President at Mothers Against Drunk Driving
Alex Otte’s family came to MADD in 2010, not long after a drunk driver forever changed Alex’s young life, when she was run over by an intoxicated boat operator two days before the July 4th holiday. In the years immediately following the crash, Alex was involved with MADD as a volunteer, attending annual Walk Like MADD events and connecting with students in high schools across central Kentucky. Although Alex was only 13 years old at the time of her crash, she soon dedicated her life to ensuring that there will come a day when no other child is forced to face such a tragedy. Before becoming National President in 2021, Alex worked with MADD Kentucky staff and many other dedicated volunteers to pass state legislation requiring the use of ignition interlocks for drunk driving offenders — first in 2015 and again in 2019, making Kentucky the 34th state with an all-offender ignition interlock law. Alex spoke out again on behalf of Marsy’s Law, a crime victims’ rights bill, in the state of Kentucky in 2018 and 2020, when it was ultimately added as an amendment to the state constitution.

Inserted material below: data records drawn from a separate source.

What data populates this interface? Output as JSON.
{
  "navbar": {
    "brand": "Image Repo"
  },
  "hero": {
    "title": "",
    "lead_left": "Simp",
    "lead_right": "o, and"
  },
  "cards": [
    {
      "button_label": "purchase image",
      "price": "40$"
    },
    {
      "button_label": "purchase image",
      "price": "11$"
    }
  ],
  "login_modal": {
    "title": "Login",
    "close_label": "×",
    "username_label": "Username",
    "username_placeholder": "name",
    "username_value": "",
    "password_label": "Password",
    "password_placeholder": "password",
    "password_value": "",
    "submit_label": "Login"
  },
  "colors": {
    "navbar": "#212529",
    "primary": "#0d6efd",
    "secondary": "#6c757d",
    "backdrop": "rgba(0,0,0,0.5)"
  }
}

Alex served as a National Teen Influence for MADD in 2014 and was awarded MADD’s National Youth Activist of the Year award in 2015 for her tireless efforts to pass ignition interlock legislation in her state. As MADD’s national spokesperson, Alex speaks to lawmakers across the nation about the importance of requiring ignition interlocks for all offenders, a cornerstone of MADD’s Campaign to Eliminate Drunk Driving®. She advocates for high-visibility law enforcement, such as sobriety checkpoints that can reduce drunk driving deaths by 17 percent. She champions personal accountability and advanced drunk driving prevention technology in all vehicles, which has the potential to eliminate drunk driving. Alex urges teens and young adults to abstain from alcohol until 21 and encourages parents and other role models to have this conversation with those in their sphere of influence. Alex has spent the past decade telling her devastating story, and the stories of so many like her, across the country at schools, churches, law enforcement groups and in the media. While such a personal story can be difficult to tell, Alex will spend the rest of her life grappling with the fact that she survived when so many others’ lives are needlessly lost. She chooses to believe that she has been put in this position to be a voice for injured victims and for those who have been killed as a result of this 100% preventable crime. In addition to her volunteer work with MADD, Alex spent two years as a Research Associate for the National Association of State Boating Law Administrators, focusing her attention on boating and water safety and preventing boating under the influence. She graduated from the University of Kentucky with a degree in Journalism. Alex lives in Lexington with her fiancé, Zach, and will be married in the spring.